INSTRUCTIONS FOR THE TASK: The word "name" marks the lines to find; copy every such line from the data below.

EXERCISE INPUTS:
• • • • •

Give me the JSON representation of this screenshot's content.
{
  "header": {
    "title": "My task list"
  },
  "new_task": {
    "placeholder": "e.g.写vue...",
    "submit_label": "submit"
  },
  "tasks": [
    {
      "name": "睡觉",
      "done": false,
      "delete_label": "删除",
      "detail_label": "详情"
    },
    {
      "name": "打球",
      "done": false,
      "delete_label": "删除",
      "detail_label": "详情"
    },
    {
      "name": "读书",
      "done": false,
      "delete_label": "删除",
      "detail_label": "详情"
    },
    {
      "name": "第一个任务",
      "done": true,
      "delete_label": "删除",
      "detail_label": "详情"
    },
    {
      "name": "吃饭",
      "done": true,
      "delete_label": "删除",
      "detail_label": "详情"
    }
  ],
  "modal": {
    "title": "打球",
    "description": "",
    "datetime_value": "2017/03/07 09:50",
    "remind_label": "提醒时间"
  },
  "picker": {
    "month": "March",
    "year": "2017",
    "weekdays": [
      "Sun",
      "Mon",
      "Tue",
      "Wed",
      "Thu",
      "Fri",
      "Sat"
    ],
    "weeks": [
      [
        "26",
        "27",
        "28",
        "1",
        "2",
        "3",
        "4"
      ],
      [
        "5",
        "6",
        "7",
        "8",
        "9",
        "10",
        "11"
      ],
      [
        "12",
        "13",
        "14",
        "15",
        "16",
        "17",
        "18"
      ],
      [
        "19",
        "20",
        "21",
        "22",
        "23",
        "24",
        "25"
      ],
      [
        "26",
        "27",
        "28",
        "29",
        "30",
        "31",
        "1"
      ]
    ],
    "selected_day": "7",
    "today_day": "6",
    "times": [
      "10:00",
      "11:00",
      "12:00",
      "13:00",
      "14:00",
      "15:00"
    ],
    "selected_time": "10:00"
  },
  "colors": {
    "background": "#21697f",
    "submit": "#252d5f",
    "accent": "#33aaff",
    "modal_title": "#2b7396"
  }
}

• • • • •

EXERCISE ANSWER:
      "name": "睡觉",
      "name": "打球",
      "name": "读书",
      "name": "第一个任务",
      "name": "吃饭",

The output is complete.